# Kevin Corotis

Miami University
Oxford, OH, USA

My work is aimed at challenging those inside and out of mathematics to experience mathematics indirectly in various ways. I select relatively simple themes and find a way to represent them using clay. Then, I ask questions about the implications (mathematical and not) of interacting with the piece visually and physically. I intend to explore the intersection of math and art and how individuals with varying levels of mathematical awareness interact with themes expressed in abstract ways. The intersection of art and mathematics is important to me because it allows me to push limits and challenge perceptions that mathematics is not creative, beautiful or visual.

Characteristic of a Teapot
24 x 33 x 18 cm
Ceramic, Cone 10 Reduction
2019

This piece was inspired by the torus teapot, which is a piece often built by novice ceramicists. The torus teapot itself already raises many topological questions. However, I wanted to go further by physically deconstructing the torus and putting it back together. Doing so raises questions about what happens visually and mathematically when a torus is cut up and pieced back together in a seemingly random way (even if "cutting" isn't a valid transformation in topology). Given that it still exists as a teapot (you can pour water in the top and it will flow through the torus segments and out of the spout when poured), can you identify the Euler Characteristic of the Teapot?
Photography by Jeff Sabo.

Mobius Waves
6 x 22 x 16 cm
Ceramic, Cone 10 Reduction
2018
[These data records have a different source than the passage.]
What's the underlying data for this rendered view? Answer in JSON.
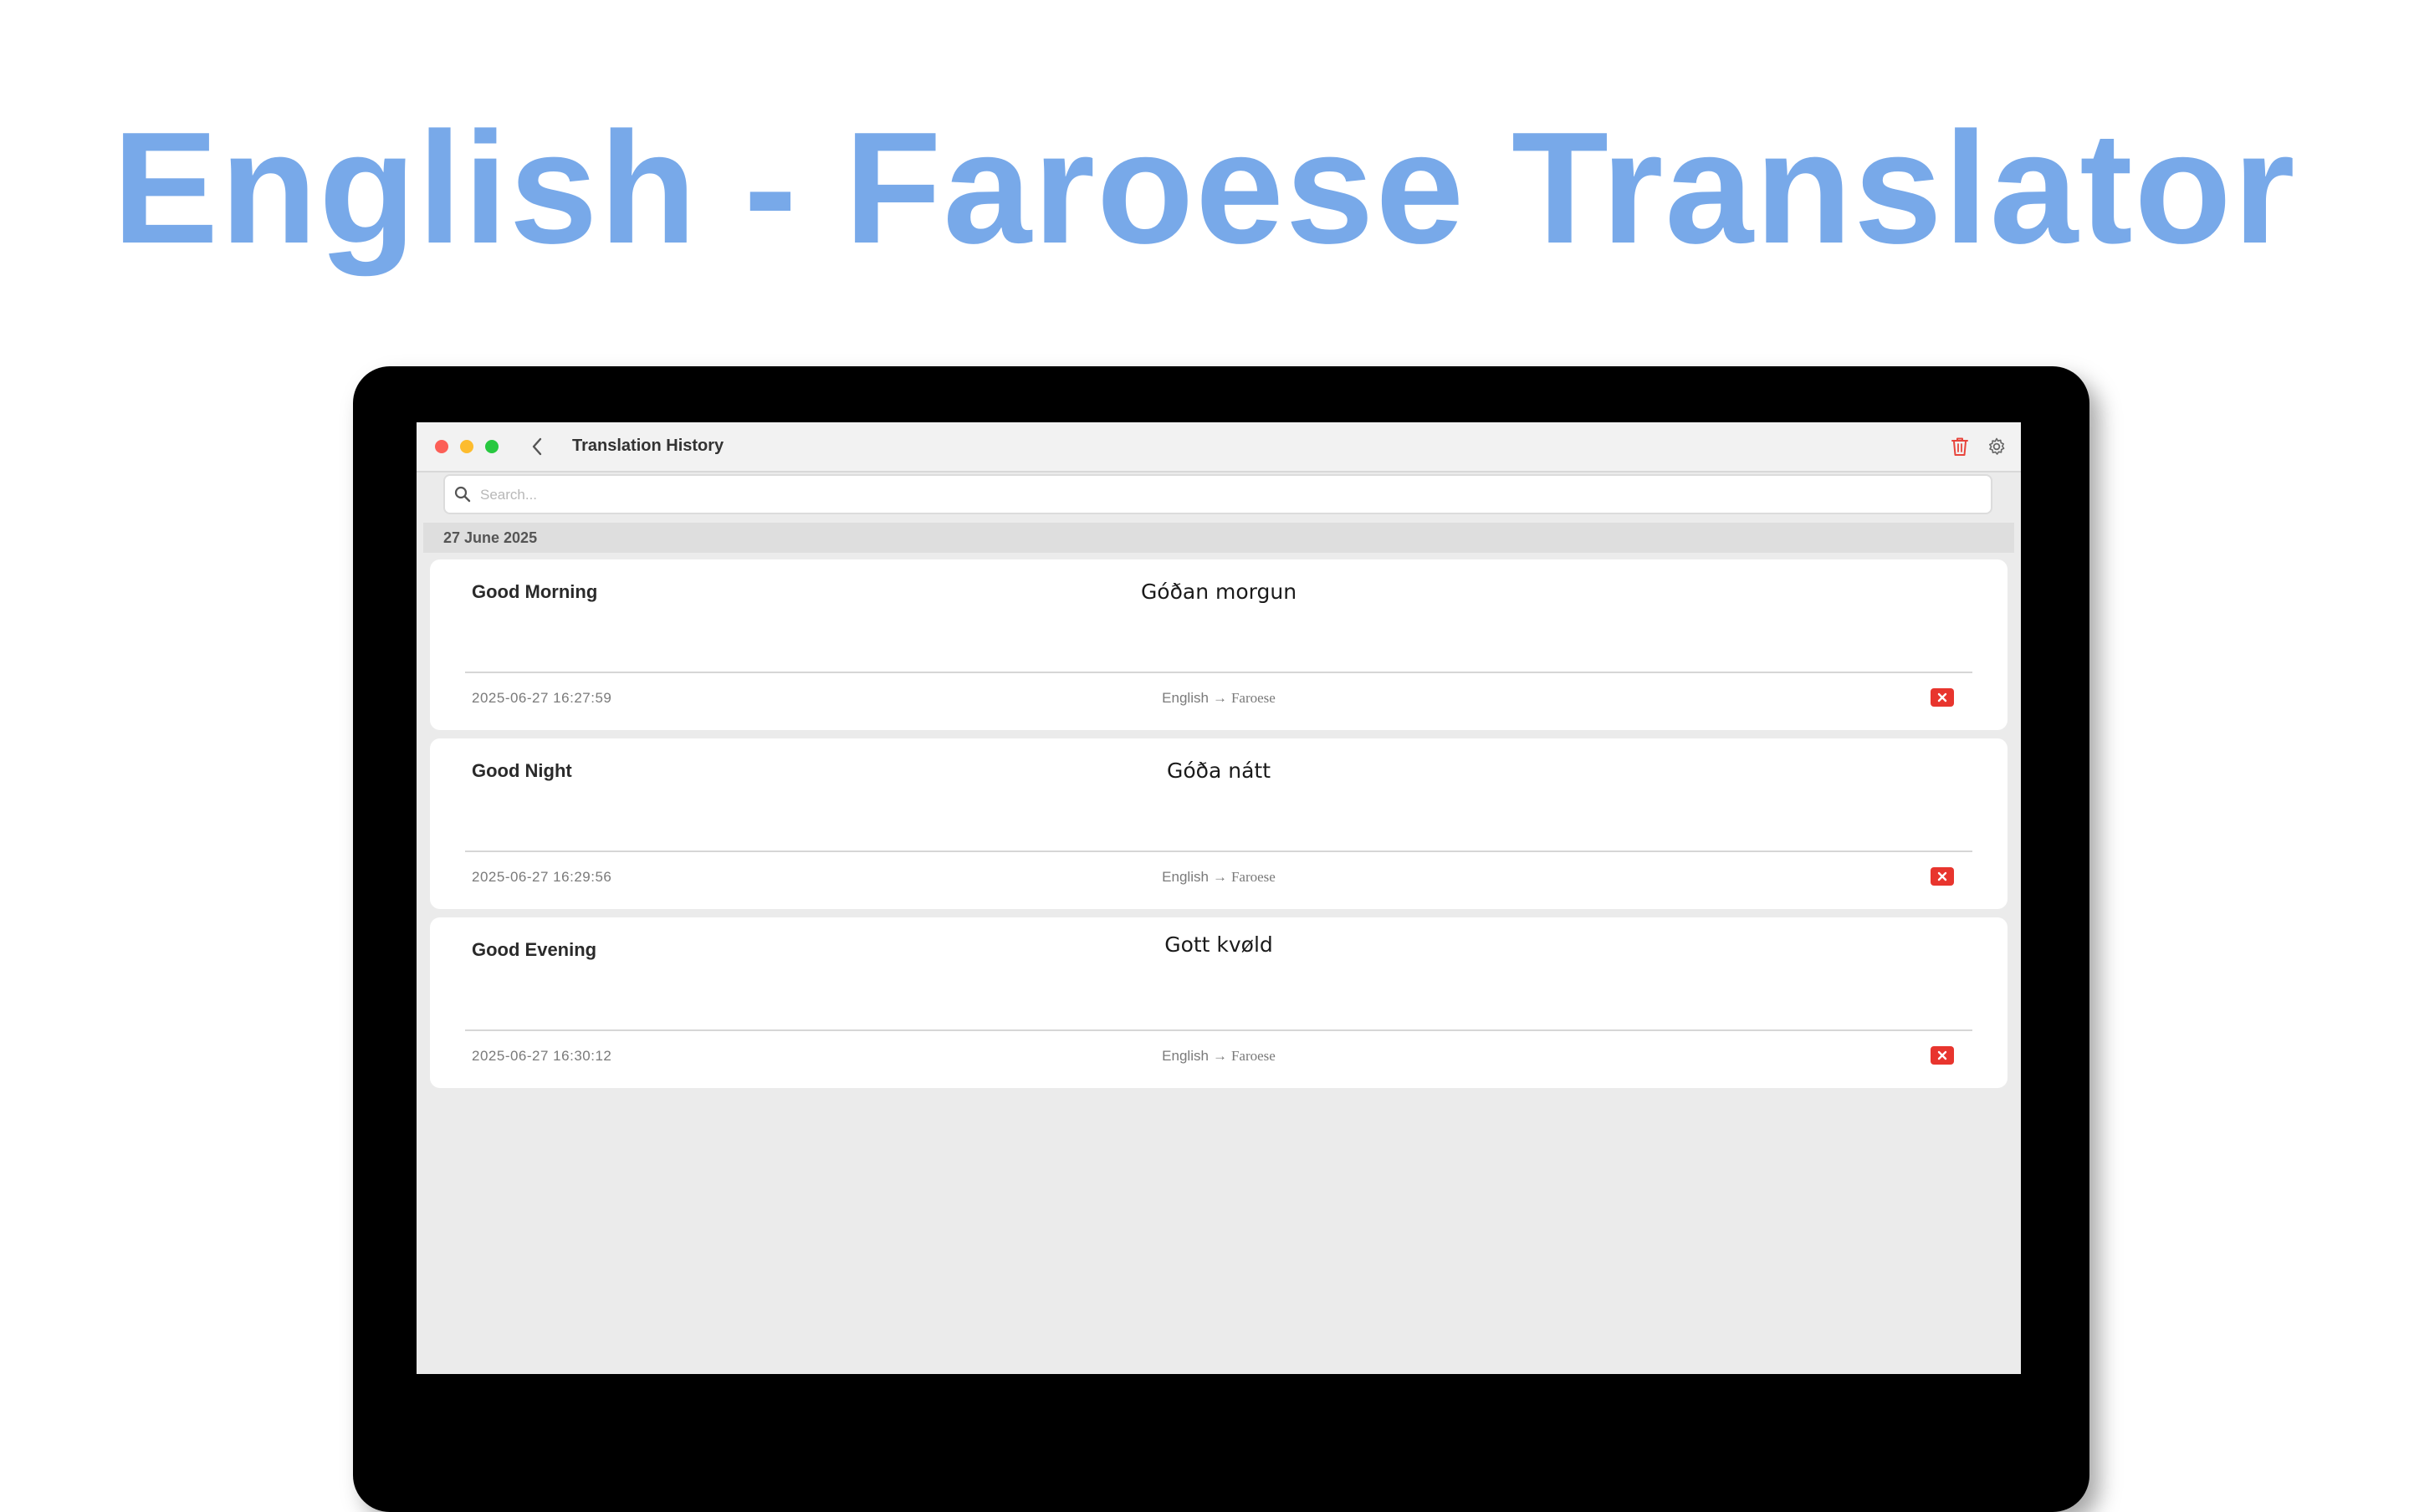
{
  "headline": "English - Faroese Translator",
  "window": {
    "title": "Translation History"
  },
  "search": {
    "placeholder": "Search..."
  },
  "history": {
    "date_group": "27 June 2025",
    "entries": [
      {
        "source": "Good Morning",
        "target": "Góðan morgun",
        "timestamp": "2025-06-27 16:27:59",
        "from_lang": "English",
        "arrow": "→",
        "to_lang": "Faroese"
      },
      {
        "source": "Good Night",
        "target": "Góða nátt",
        "timestamp": "2025-06-27 16:29:56",
        "from_lang": "English",
        "arrow": "→",
        "to_lang": "Faroese"
      },
      {
        "source": "Good Evening",
        "target": "Gott kvøld",
        "timestamp": "2025-06-27 16:30:12",
        "from_lang": "English",
        "arrow": "→",
        "to_lang": "Faroese"
      }
    ]
  },
  "icons": {
    "back": "chevron-left-icon",
    "trash": "trash-icon",
    "settings": "gear-icon",
    "search": "search-icon",
    "delete": "close-icon"
  },
  "colors": {
    "headline": "#78a9e9",
    "delete_button": "#e8352e",
    "trash_icon": "#e8453c",
    "traffic_red": "#fc5f57",
    "traffic_yellow": "#fdbc2e",
    "traffic_green": "#28c840"
  }
}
I designed and created ceramic topology pieces to be put into a display case in the math department at Miami University. The ceramic pieces and the themes they represent were presented at the Visualizing Math Conference at Miami University in September 2018. This Mobius Loop was among them and I chose to include it in this submission simply because of its aesthetic. I find the simplicity behind creating a Mobius loop out of a strip of paper fascinating and I chose to accentuate that singular surface by inscribing waves that invite the viewer to run their fingers across its infinite surface and appreciate its simplicity while also considering its topological complexity.
Photography by Jeff Sabo.